(Component data from apps and pages)
= = =

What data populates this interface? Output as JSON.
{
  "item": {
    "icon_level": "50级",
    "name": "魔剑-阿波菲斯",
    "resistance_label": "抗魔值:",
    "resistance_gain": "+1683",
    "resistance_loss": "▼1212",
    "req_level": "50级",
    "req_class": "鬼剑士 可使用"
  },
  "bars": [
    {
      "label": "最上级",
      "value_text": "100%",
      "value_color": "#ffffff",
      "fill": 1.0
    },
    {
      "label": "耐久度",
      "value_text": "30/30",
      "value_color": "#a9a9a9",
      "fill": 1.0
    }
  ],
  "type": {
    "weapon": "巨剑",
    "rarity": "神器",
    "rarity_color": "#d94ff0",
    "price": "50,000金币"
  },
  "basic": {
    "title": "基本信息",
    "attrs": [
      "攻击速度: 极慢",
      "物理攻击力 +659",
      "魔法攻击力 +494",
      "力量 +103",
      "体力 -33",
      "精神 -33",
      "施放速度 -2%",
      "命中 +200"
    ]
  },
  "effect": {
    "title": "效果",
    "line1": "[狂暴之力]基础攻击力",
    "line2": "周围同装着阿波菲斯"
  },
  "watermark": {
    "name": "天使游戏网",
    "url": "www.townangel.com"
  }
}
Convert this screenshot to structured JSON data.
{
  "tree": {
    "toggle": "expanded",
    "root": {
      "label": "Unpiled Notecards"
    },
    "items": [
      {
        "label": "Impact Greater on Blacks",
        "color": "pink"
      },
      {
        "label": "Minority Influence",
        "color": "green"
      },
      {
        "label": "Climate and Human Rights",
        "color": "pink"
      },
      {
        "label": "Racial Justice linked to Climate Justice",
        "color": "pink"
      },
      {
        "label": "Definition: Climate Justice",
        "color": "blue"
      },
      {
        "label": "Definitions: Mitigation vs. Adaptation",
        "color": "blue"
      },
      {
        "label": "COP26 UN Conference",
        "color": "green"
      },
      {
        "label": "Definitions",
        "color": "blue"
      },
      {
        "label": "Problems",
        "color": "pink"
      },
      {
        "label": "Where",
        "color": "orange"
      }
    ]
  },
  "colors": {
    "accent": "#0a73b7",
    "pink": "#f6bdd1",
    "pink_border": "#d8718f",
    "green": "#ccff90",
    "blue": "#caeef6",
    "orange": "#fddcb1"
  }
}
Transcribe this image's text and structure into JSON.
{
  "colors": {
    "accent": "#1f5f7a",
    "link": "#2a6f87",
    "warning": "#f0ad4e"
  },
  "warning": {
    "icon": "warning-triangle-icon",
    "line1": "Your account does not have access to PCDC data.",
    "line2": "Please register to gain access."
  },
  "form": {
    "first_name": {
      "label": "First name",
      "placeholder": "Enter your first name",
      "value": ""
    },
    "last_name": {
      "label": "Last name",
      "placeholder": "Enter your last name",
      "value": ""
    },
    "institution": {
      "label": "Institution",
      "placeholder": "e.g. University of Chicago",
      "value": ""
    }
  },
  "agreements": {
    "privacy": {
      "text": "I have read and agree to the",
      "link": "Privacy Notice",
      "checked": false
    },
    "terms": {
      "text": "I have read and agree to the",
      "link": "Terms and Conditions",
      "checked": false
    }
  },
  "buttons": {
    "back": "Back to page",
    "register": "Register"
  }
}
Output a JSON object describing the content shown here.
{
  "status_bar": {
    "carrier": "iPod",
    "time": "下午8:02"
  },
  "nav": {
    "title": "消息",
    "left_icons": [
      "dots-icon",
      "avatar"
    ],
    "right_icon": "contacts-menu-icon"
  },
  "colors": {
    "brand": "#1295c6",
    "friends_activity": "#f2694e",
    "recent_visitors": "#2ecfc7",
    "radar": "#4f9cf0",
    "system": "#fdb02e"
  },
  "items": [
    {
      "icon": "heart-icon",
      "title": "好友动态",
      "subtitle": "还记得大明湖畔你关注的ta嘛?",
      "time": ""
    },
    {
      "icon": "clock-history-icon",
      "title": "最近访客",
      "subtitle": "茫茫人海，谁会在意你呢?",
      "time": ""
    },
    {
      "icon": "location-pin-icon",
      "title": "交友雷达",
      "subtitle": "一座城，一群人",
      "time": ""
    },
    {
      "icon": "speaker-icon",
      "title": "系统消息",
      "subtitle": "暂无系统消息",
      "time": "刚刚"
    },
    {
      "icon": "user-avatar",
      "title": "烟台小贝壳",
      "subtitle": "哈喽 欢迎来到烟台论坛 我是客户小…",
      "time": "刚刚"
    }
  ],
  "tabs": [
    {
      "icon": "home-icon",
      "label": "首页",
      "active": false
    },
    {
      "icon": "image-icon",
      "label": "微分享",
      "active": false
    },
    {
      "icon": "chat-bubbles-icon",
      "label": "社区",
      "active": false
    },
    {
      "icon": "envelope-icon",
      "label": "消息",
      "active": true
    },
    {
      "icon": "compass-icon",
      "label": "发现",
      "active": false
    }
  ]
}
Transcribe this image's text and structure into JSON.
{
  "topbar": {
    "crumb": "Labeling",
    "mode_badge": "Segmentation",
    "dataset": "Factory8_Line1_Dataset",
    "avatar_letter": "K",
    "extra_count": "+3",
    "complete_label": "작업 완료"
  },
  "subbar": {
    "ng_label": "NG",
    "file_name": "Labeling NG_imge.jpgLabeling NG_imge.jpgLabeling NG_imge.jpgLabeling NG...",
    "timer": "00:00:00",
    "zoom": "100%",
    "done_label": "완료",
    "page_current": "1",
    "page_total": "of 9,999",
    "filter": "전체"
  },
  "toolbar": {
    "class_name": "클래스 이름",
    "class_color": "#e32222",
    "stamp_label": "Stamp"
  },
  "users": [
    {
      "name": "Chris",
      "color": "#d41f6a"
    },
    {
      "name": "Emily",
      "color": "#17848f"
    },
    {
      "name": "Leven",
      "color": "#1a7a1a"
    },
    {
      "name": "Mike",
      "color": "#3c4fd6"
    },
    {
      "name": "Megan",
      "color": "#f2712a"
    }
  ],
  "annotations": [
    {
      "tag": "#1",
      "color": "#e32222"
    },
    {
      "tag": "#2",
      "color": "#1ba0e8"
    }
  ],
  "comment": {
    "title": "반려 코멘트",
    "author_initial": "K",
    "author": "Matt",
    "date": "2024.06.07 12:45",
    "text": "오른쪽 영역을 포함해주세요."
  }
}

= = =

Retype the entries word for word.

__SOLUTION__.
What data populates this interface? Output as JSON.
{
  "item": {
    "icon_level": "50级",
    "name": "魔剑-阿波菲斯",
    "resistance_label": "抗魔值:",
    "resistance_gain": "+1683",
    "resistance_loss": "▼1212",
    "req_level": "50级",
    "req_class": "鬼剑士 可使用"
  },
  "bars": [
    {
      "label": "最上级",
      "value_text": "100%",
      "value_color": "#ffffff",
      "fill": 1.0
    },
    {
      "label": "耐久度",
      "value_text": "30/30",
      "value_color": "#a9a9a9",
      "fill": 1.0
    }
  ],
  "type": {
    "weapon": "巨剑",
    "rarity": "神器",
    "rarity_color": "#d94ff0",
    "price": "50,000金币"
  },
  "basic": {
    "title": "基本信息",
    "attrs": [
      "攻击速度: 极慢",
      "物理攻击力 +659",
      "魔法攻击力 +494",
      "力量 +103",
      "体力 -33",
      "精神 -33",
      "施放速度 -2%",
      "命中 +200"
    ]
  },
  "effect": {
    "title": "效果",
    "line1": "[狂暴之力]基础攻击力",
    "line2": "周围同装着阿波菲斯"
  },
  "watermark": {
    "name": "天使游戏网",
    "url": "www.townangel.com"
  }
}
Convert this screenshot to structured JSON data.
{
  "tree": {
    "toggle": "expanded",
    "root": {
      "label": "Unpiled Notecards"
    },
    "items": [
      {
        "label": "Impact Greater on Blacks",
        "color": "pink"
      },
      {
        "label": "Minority Influence",
        "color": "green"
      },
      {
        "label": "Climate and Human Rights",
        "color": "pink"
      },
      {
        "label": "Racial Justice linked to Climate Justice",
        "color": "pink"
      },
      {
        "label": "Definition: Climate Justice",
        "color": "blue"
      },
      {
        "label": "Definitions: Mitigation vs. Adaptation",
        "color": "blue"
      },
      {
        "label": "COP26 UN Conference",
        "color": "green"
      },
      {
        "label": "Definitions",
        "color": "blue"
      },
      {
        "label": "Problems",
        "color": "pink"
      },
      {
        "label": "Where",
        "color": "orange"
      }
    ]
  },
  "colors": {
    "accent": "#0a73b7",
    "pink": "#f6bdd1",
    "pink_border": "#d8718f",
    "green": "#ccff90",
    "blue": "#caeef6",
    "orange": "#fddcb1"
  }
}
Transcribe this image's text and structure into JSON.
{
  "colors": {
    "accent": "#1f5f7a",
    "link": "#2a6f87",
    "warning": "#f0ad4e"
  },
  "warning": {
    "icon": "warning-triangle-icon",
    "line1": "Your account does not have access to PCDC data.",
    "line2": "Please register to gain access."
  },
  "form": {
    "first_name": {
      "label": "First name",
      "placeholder": "Enter your first name",
      "value": ""
    },
    "last_name": {
      "label": "Last name",
      "placeholder": "Enter your last name",
      "value": ""
    },
    "institution": {
      "label": "Institution",
      "placeholder": "e.g. University of Chicago",
      "value": ""
    }
  },
  "agreements": {
    "privacy": {
      "text": "I have read and agree to the",
      "link": "Privacy Notice",
      "checked": false
    },
    "terms": {
      "text": "I have read and agree to the",
      "link": "Terms and Conditions",
      "checked": false
    }
  },
  "buttons": {
    "back": "Back to page",
    "register": "Register"
  }
}
Output a JSON object describing the content shown here.
{
  "status_bar": {
    "carrier": "iPod",
    "time": "下午8:02"
  },
  "nav": {
    "title": "消息",
    "left_icons": [
      "dots-icon",
      "avatar"
    ],
    "right_icon": "contacts-menu-icon"
  },
  "colors": {
    "brand": "#1295c6",
    "friends_activity": "#f2694e",
    "recent_visitors": "#2ecfc7",
    "radar": "#4f9cf0",
    "system": "#fdb02e"
  },
  "items": [
    {
      "icon": "heart-icon",
      "title": "好友动态",
      "subtitle": "还记得大明湖畔你关注的ta嘛?",
      "time": ""
    },
    {
      "icon": "clock-history-icon",
      "title": "最近访客",
      "subtitle": "茫茫人海，谁会在意你呢?",
      "time": ""
    },
    {
      "icon": "location-pin-icon",
      "title": "交友雷达",
      "subtitle": "一座城，一群人",
      "time": ""
    },
    {
      "icon": "speaker-icon",
      "title": "系统消息",
      "subtitle": "暂无系统消息",
      "time": "刚刚"
    },
    {
      "icon": "user-avatar",
      "title": "烟台小贝壳",
      "subtitle": "哈喽 欢迎来到烟台论坛 我是客户小…",
      "time": "刚刚"
    }
  ],
  "tabs": [
    {
      "icon": "home-icon",
      "label": "首页",
      "active": false
    },
    {
      "icon": "image-icon",
      "label": "微分享",
      "active": false
    },
    {
      "icon": "chat-bubbles-icon",
      "label": "社区",
      "active": false
    },
    {
      "icon": "envelope-icon",
      "label": "消息",
      "active": true
    },
    {
      "icon": "compass-icon",
      "label": "发现",
      "active": false
    }
  ]
}
Transcribe this image's text and structure into JSON.
{
  "topbar": {
    "crumb": "Labeling",
    "mode_badge": "Segmentation",
    "dataset": "Factory8_Line1_Dataset",
    "avatar_letter": "K",
    "extra_count": "+3",
    "complete_label": "작업 완료"
  },
  "subbar": {
    "ng_label": "NG",
    "file_name": "Labeling NG_imge.jpgLabeling NG_imge.jpgLabeling NG_imge.jpgLabeling NG...",
    "timer": "00:00:00",
    "zoom": "100%",
    "done_label": "완료",
    "page_current": "1",
    "page_total": "of 9,999",
    "filter": "전체"
  },
  "toolbar": {
    "class_name": "클래스 이름",
    "class_color": "#e32222",
    "stamp_label": "Stamp"
  },
  "users": [
    {
      "name": "Chris",
      "color": "#d41f6a"
    },
    {
      "name": "Emily",
      "color": "#17848f"
    },
    {
      "name": "Leven",
      "color": "#1a7a1a"
    },
    {
      "name": "Mike",
      "color": "#3c4fd6"
    },
    {
      "name": "Megan",
      "color": "#f2712a"
    }
  ],
  "annotations": [
    {
      "tag": "#1",
      "color": "#e32222"
    },
    {
      "tag": "#2",
      "color": "#1ba0e8"
    }
  ],
  "comment": {
    "title": "반려 코멘트",
    "author_initial": "K",
    "author": "Matt",
    "date": "2024.06.07 12:45",
    "text": "오른쪽 영역을 포함해주세요."
  }
}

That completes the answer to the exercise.